A race against time
Al-Hamdou Dorsouma works as Manager for Climate and Green Growth Division within the Climate Change and Green Growth Department of the African Development Bank, managing a team of Climate Change and Growth Officers and leading Bank’s efforts on climate change in Africa, building climate resilience and low carbon opportunities into Bank’s investments, and supporting Bank’s engagement with the United Nations Framework Convention on Climate Change (UNFCCC) and supporting Africa’s negotiation process. Mr. Dorsouma is also the Officer-In-Charge of the Bank’s Climate Finance Division, leading Bank’s climate finance initiatives, including the Green Climate Fund. His academic background is Geography and Environmental Management.
Climate diplomacy is the process of advocating for actions to respond to climate change in diplomatic dialogues, public diplomacy, and policy instruments, and of contributing to public awareness about climate actions needed to effect change. What role does climate diplomacy play in ensuring effective climate actions around the globe?
In December 2015, in view of the need to keep the increase in global average temperature below 2 ° C or 1.5 ° C, the international community adopted the Paris Agreement on Climate Change. The Agreement is historic, because for the first time it brings developed and developing countries together around a common goal of long-term climate action through countries’ planned contributions, known as Intended Nationally Determined Contributions (INDCs).
In light of the urgency to limit the increase in global average temperature below 2 degrees Celsius, members of the international community are negotiating a new and binding climate change agreement.
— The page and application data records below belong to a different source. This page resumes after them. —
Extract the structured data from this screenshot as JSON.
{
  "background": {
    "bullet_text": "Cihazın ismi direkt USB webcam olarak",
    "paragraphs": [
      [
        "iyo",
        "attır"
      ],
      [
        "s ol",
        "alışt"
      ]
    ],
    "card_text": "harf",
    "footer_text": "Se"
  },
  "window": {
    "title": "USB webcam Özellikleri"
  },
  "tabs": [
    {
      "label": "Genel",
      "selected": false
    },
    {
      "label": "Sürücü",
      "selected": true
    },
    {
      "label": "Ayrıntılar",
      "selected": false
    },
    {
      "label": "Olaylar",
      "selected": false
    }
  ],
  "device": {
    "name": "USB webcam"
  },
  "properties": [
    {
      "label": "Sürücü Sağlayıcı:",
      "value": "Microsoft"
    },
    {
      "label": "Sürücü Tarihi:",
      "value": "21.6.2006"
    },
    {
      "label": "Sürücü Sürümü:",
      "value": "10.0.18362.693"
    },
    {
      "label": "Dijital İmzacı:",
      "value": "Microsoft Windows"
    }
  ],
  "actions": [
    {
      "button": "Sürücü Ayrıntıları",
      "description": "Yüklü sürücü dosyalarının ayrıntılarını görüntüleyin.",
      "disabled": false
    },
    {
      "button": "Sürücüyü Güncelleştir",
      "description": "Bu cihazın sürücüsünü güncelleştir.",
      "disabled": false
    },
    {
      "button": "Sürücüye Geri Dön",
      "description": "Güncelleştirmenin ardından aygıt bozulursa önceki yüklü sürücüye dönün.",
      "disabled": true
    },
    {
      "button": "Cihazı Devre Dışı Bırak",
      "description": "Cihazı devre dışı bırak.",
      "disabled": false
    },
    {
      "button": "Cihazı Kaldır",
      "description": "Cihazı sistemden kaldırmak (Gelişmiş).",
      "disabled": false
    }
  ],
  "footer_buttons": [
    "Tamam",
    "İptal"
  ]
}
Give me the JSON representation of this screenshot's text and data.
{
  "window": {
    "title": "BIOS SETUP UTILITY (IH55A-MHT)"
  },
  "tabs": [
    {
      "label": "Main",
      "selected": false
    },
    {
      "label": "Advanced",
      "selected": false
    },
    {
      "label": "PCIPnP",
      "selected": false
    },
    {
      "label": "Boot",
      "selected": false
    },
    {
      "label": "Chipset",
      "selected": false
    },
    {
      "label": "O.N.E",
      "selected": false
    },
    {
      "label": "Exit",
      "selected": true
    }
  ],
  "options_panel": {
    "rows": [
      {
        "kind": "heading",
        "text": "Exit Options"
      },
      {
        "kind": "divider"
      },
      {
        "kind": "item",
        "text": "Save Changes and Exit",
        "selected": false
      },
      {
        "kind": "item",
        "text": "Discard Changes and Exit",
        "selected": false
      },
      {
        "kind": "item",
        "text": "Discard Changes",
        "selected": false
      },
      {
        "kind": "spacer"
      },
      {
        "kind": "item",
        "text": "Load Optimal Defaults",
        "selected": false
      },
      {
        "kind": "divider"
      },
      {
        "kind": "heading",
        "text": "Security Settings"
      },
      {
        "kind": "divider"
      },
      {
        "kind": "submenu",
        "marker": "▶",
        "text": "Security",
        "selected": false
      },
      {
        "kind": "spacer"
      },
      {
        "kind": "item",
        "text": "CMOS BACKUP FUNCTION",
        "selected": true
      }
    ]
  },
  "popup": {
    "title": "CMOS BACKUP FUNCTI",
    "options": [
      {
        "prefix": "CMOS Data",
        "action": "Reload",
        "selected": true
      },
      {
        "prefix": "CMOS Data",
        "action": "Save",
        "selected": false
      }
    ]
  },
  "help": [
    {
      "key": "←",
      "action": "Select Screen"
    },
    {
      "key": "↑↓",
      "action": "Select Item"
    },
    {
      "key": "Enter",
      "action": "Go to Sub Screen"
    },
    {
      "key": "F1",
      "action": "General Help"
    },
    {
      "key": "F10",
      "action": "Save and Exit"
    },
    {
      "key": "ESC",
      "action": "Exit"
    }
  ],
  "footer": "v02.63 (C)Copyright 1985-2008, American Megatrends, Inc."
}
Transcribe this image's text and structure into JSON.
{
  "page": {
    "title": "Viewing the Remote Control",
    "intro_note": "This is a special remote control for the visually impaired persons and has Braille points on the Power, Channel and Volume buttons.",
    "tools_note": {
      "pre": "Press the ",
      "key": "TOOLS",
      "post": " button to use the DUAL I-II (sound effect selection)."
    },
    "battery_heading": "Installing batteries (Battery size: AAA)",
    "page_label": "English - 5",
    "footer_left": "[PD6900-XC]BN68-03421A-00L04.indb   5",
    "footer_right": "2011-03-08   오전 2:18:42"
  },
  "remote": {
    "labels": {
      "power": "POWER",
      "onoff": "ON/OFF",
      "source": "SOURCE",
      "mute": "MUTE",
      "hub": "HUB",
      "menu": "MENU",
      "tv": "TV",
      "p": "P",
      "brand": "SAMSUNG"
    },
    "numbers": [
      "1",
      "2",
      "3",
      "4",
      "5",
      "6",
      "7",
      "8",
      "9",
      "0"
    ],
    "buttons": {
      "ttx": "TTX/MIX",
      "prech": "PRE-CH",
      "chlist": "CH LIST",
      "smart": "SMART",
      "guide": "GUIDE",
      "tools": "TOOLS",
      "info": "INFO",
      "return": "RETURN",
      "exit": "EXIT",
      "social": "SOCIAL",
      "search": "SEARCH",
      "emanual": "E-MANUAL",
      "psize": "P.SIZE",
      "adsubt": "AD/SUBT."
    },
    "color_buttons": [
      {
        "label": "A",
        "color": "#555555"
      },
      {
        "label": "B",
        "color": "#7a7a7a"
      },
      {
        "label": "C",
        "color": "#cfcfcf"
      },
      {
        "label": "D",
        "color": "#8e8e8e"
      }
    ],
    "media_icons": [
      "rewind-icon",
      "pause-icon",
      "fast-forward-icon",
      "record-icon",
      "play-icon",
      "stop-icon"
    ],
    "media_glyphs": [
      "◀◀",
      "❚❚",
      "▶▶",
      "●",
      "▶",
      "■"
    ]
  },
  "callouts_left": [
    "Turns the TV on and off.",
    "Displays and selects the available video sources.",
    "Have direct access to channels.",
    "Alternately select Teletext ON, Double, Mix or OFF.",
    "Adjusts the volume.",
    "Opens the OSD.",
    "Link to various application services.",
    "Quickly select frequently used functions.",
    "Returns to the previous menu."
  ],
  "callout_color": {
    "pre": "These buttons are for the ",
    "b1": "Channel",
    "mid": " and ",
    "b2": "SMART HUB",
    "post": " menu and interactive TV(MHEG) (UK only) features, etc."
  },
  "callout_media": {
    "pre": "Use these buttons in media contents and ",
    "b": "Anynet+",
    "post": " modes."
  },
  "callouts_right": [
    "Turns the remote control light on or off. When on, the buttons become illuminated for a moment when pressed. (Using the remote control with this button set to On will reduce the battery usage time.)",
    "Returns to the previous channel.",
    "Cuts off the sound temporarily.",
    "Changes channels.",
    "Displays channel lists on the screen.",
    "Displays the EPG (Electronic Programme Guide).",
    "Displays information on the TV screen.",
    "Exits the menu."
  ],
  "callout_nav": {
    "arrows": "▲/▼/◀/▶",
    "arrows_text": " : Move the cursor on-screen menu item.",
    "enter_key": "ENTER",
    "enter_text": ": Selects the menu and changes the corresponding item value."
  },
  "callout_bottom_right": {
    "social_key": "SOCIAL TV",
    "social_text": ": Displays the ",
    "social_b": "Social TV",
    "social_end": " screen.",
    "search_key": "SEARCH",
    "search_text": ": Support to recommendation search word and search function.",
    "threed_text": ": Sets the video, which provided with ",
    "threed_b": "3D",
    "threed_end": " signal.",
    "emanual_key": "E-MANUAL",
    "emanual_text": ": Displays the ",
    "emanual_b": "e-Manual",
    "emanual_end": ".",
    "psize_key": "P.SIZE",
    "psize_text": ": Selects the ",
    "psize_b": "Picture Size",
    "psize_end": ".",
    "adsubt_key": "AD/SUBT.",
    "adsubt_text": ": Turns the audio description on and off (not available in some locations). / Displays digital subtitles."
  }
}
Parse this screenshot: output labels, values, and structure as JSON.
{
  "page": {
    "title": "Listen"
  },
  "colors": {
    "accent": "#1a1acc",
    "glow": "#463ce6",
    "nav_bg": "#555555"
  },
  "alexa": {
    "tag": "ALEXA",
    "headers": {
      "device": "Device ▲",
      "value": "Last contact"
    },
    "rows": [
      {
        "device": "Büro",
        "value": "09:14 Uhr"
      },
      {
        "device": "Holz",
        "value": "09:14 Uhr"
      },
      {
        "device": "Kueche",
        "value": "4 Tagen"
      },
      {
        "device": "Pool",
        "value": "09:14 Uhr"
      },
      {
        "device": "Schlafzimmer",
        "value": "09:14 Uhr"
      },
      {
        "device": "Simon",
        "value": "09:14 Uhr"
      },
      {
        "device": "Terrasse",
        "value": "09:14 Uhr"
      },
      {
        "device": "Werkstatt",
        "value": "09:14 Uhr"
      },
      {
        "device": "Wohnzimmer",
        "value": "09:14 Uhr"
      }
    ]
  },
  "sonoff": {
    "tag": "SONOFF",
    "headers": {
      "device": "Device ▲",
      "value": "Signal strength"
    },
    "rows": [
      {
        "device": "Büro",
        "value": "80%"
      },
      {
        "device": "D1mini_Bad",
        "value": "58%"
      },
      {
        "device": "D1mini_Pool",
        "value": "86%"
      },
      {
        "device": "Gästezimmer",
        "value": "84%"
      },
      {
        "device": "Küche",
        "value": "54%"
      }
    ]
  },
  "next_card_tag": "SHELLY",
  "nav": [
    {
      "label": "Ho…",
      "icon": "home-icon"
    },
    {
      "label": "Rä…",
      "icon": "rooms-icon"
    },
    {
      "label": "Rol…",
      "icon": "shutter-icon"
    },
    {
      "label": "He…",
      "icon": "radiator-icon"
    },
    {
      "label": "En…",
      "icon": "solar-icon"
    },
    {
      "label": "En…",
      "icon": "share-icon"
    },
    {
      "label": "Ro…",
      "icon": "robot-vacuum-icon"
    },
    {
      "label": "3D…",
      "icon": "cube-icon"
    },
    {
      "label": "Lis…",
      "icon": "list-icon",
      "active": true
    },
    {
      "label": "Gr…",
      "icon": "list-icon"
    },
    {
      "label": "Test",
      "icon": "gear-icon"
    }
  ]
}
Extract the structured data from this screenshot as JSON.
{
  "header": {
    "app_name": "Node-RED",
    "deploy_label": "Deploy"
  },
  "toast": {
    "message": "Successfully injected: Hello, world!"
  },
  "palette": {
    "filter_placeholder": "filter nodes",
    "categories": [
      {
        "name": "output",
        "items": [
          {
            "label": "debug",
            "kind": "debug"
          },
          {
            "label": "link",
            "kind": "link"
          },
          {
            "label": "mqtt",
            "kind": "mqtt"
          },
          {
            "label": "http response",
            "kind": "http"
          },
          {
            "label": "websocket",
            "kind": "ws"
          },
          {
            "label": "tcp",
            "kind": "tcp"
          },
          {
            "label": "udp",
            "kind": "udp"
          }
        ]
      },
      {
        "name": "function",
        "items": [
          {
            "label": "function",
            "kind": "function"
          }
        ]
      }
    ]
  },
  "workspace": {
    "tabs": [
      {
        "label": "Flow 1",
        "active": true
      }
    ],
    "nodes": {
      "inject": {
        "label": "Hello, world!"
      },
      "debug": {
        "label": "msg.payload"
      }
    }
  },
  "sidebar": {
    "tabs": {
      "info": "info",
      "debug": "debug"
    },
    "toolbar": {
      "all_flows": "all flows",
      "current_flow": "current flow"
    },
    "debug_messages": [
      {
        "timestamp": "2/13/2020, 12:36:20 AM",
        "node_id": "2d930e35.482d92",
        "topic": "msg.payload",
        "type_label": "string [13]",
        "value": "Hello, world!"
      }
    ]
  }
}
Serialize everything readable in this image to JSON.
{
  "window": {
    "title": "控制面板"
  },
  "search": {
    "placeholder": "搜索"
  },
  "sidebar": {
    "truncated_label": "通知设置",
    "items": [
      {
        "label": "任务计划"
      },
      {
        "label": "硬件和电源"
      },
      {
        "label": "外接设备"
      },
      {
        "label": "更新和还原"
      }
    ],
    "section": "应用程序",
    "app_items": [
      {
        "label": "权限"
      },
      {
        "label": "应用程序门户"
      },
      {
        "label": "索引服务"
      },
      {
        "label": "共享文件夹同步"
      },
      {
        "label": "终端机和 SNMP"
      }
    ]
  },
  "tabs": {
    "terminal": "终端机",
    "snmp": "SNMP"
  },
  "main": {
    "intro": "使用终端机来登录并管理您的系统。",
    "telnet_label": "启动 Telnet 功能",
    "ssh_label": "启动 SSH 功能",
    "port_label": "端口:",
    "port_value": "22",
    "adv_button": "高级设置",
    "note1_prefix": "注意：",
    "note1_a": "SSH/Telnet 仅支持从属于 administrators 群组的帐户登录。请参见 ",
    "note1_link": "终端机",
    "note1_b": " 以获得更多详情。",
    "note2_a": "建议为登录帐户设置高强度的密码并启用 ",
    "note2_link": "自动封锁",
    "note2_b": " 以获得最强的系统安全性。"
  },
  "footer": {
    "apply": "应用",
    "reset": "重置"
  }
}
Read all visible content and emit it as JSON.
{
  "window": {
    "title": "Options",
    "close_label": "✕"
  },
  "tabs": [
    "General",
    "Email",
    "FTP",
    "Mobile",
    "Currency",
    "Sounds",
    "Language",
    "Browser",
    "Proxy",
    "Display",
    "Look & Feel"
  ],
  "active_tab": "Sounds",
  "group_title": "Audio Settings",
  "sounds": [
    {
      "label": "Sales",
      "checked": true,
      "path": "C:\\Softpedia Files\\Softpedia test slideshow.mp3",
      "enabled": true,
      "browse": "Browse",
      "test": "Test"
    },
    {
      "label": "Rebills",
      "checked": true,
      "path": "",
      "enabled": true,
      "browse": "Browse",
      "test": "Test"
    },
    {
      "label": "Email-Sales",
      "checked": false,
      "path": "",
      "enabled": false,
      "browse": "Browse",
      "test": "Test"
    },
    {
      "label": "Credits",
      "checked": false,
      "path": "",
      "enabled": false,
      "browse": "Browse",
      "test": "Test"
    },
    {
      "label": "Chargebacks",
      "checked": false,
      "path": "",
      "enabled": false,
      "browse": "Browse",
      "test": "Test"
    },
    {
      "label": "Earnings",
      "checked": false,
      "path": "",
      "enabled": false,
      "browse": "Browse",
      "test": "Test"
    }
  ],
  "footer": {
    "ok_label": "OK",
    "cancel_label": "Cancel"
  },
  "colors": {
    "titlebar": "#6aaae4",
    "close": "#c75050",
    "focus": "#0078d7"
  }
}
While the exact form and scope of the new agreement is still open to negotiation, developed and developing countries were invited to prepare their Intended Nationally Determined Contributions (INDCs) for the post-2020 period.